Nov 2, 2017

Loving Vincent Movie Review: An Animated Film Using Actual Oil Paintings That Exhibits Exquisite Craft On Screen

‘LOVING VINCENT’ is an animated film done in an extraordinary way, with a total of 125 painters working for six years inspired by Vincent Van Gogh’s masterpieces to capture the world of the famous artist in a unique cinematic experience. The results with the vivid painting brushstrokes are just amazing. Each frame has something to offer and hold our attention. The look of the film definitely exhibits exquisite craft.

But the beauty of the splendid artworks on canvas is not matched by the story that Directors Hugh Welchman and Dorota Kobiela choose to tell on film. Van Gogh has been dead for about a year in 1891 when the story begins. A young man, Armand (voice by Douglas Booth), is tasked by his father (Chris O’Dowd), a postman, to deliver the last letter written by Vincent. Both of them have sat for Van Gogh who made several portraits of them.

The letter is for Van Gogh’s brother, Theo, who, it turns out, has also passed away. Armand goes to town of Auvers-sur-Oise where Vincent died in poverty and ends up like an amateur detective investigating the mysterious death of the artist. He is shown garbed in the same bright yellow suit that is made immortalized by Van Gogh on canvas.

He interviews several people who have known Vincent, including his doctor (Jerome Flynn), the doctor’s cooperative daughter (Saoirse Ronan), a local barmaid (Helen McCrory) and a boatman (Aidan Turner). Their stories are told in flashbacks, which are in black and white like monochrome pencil drawings. Armand thinks Vincent didn’t really take his own life, as what is generally believed, but that somedy else shot him and he just claimed that he shot himself.

A recent Van Gogh book in 2011 claimed Vincent was actually shot by a local teenage bully called Rene Secretan who’s been torturing Vincent for some reason and loves to move around with a gun. But why Vincent claimed that he killed himself on his deathbed is never really made clear. The artist signs his letters with “Your loving Vincent”, and this is where the film got its title.

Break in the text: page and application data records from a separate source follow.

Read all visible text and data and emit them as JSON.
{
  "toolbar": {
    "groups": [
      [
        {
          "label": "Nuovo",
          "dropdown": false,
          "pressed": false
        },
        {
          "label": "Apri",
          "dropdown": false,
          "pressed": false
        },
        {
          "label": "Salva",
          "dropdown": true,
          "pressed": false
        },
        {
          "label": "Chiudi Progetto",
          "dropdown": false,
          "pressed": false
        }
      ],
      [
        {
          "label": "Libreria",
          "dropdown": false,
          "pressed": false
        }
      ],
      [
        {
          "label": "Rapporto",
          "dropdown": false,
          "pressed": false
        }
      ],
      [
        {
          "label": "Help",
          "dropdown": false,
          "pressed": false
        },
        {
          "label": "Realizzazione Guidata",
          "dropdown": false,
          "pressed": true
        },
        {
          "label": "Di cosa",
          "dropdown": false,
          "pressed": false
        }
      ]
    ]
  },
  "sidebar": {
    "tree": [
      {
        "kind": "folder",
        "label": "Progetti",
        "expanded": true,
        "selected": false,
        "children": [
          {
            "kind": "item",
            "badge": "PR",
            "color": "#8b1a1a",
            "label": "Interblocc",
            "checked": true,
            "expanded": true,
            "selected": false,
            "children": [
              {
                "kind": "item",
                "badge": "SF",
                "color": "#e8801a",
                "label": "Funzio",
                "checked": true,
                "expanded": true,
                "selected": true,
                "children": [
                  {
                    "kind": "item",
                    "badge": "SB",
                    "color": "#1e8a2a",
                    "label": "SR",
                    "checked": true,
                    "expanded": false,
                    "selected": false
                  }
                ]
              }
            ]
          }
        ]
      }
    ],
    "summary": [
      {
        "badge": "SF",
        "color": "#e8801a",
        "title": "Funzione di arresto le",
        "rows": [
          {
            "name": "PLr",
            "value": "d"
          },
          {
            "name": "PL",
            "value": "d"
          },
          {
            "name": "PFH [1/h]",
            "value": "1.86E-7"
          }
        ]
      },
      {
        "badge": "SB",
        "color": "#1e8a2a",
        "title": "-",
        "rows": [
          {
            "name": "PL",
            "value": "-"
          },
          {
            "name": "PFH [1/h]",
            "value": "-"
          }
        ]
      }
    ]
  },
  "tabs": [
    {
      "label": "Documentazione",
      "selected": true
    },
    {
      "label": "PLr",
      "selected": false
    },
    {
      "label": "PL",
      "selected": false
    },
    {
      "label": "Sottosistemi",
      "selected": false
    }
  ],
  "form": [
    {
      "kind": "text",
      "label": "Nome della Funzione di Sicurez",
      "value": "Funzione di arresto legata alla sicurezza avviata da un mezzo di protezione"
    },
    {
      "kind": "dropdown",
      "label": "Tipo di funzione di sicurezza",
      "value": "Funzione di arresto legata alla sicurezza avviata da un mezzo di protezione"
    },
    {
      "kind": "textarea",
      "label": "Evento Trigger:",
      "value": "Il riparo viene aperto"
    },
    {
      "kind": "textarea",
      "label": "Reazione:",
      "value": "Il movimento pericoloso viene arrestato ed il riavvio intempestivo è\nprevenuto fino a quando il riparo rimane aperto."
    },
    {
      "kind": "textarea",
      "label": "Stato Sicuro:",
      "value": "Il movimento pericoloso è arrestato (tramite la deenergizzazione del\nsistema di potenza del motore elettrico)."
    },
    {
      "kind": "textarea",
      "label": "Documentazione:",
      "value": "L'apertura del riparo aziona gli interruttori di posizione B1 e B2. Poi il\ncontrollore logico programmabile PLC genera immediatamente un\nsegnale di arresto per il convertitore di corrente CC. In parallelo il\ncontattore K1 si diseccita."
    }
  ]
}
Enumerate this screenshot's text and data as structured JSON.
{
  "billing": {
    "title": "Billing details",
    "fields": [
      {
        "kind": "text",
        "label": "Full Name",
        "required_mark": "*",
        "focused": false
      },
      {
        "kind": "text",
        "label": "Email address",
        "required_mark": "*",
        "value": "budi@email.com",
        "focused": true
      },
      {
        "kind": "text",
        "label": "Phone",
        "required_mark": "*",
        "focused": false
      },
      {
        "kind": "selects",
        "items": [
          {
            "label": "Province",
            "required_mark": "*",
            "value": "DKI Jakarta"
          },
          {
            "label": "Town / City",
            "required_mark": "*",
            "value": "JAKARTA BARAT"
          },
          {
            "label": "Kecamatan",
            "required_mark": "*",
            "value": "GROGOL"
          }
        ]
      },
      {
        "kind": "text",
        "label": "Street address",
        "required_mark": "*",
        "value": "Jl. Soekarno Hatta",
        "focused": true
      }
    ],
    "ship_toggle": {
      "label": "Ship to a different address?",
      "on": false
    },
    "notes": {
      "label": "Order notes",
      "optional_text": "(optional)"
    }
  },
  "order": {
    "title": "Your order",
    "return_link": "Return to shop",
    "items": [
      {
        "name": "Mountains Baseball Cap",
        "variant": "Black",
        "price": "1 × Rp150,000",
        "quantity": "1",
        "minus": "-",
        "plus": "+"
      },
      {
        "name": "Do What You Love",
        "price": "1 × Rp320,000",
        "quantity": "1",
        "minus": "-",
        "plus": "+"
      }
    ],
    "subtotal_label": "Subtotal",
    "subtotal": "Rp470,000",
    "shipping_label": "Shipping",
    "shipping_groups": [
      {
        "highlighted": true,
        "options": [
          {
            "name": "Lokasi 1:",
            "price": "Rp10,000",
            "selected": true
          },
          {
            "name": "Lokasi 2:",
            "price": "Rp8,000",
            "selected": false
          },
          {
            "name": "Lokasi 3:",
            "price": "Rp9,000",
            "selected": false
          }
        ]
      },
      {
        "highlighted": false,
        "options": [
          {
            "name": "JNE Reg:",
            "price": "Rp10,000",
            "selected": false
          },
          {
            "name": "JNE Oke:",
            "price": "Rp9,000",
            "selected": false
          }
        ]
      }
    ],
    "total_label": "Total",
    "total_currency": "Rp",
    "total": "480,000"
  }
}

As a film made from actual paintings, “Loving Vincent” is worth watching but, sadly, it doesn’t tell us much about his life. Maybe for this, you should watch the 1956 filmbio, “Lust for Life” starring Kirk Douglas as the tormented Dutch painter who started painting late in his life, cut his own ear because of desperation, and sold only one painting in his lifetime but turns out to be one of the greatest artists of all time.